Varies with cause: Good nursing question! Check with the doc who placed the tube. If just for keeping stomach empty without overproduction (post-op, etc.), minimal to few 100ccs per shift is typical, but if actively draining overproduction, may be much more. Ask the doc who placed the tube for parameters when to call, whether/when to draw labs or supplement fluids with exceptionally high outputs.
Like a tube: Tube inserted through the nose and place the tip in the stomach to feed the patient long term use of nasogastric tube can cause erosion to the nose and nostrils and can cause all kind of sinus problems if tube feeding warranted the use PEG tube which a tube that could go directly to the stomach via the abdomen bypassing the upper part and could be inserted by a scope
NG tube: This is a flexible tube inserted through the nose and then carefully advanced into the stomach. It is used to suction fluids and gases out of the stomach, often for surgical patients.See 1 more doctor answer
Gently pull: The tube is released from the tape which holds it in place. It is gently pulled and withdrawn out the nose. It requires no medication and is not painful although many people will have a significant gag reflex during the process.
You can't...: If the tube is clogged, only by unclogging it can you either instill new medications or remove fluid from the stomach.
Yes.: This is not appropriate for any healthy babies, but premature and ill infants, as well as some with certain swallowing issues, could possibly benefit from short-term use of n-g feeding.
Not necessarily.: An "ng" tube is often placed to help determine where in the GI tract the bleeding source is and how much blood loss there is. It will not stop the bleeding. Gastrointestinal bleeding often stops on its own. If it does not, an endoscopy or surgery may be needed. Sometimes a radiologist can stop the bleeding by plugging (embolization) the bleeding blood vessel.
Several reasons: If the patient needs oral nutrition or oral medication & has trouble eating or swallowing, a nasogastric tube provides a relatively short term solution other than ivs or tpn.
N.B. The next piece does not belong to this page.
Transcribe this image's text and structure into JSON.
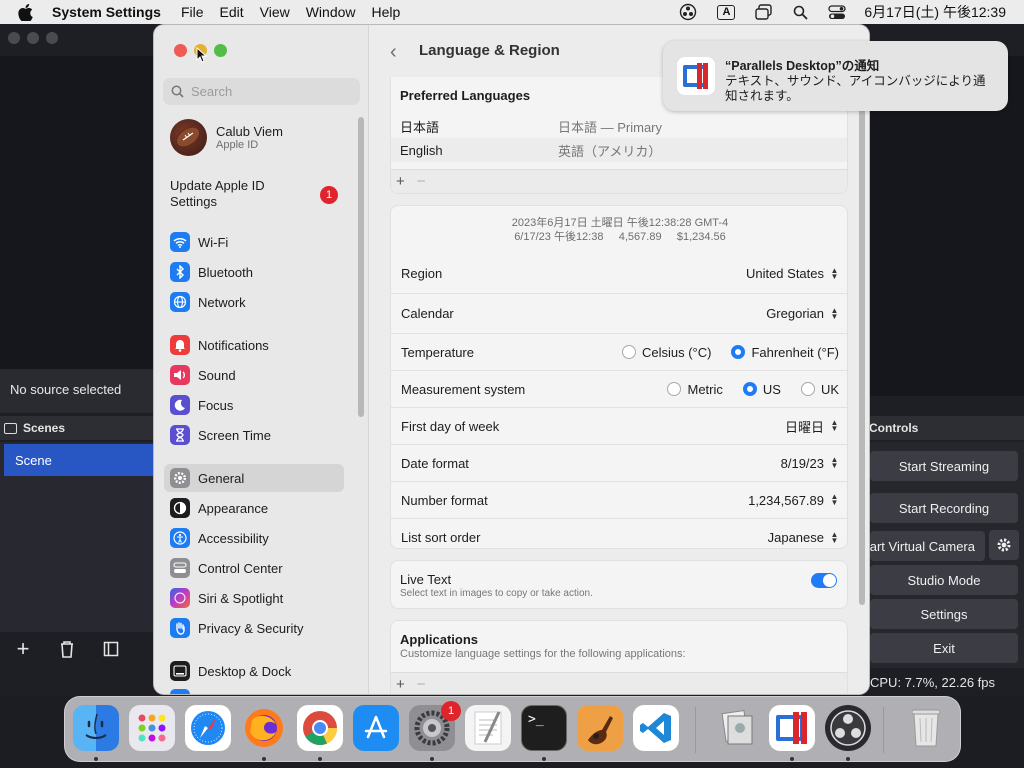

Also, if there is any impairment of gastric motility in a stroke patient, this may alleviate discomfort. Reducing risks of aspiration (inhaling stomach content into the lungs creating a bad pneumonia) may be another reason.See 1 more doctor answer
Gastrostomy: A gastrostomy tube is a tube inserted through the skin into the stomach, used for long term feeding in patients who cannot swallow. A nasogastric tube is a tube inserted through the nostrils into the stomach. It is a short term catheter which can be used for feeding, but it must be removed or it will cause erosion of the mucosa in the nose.See 1 more doctor answer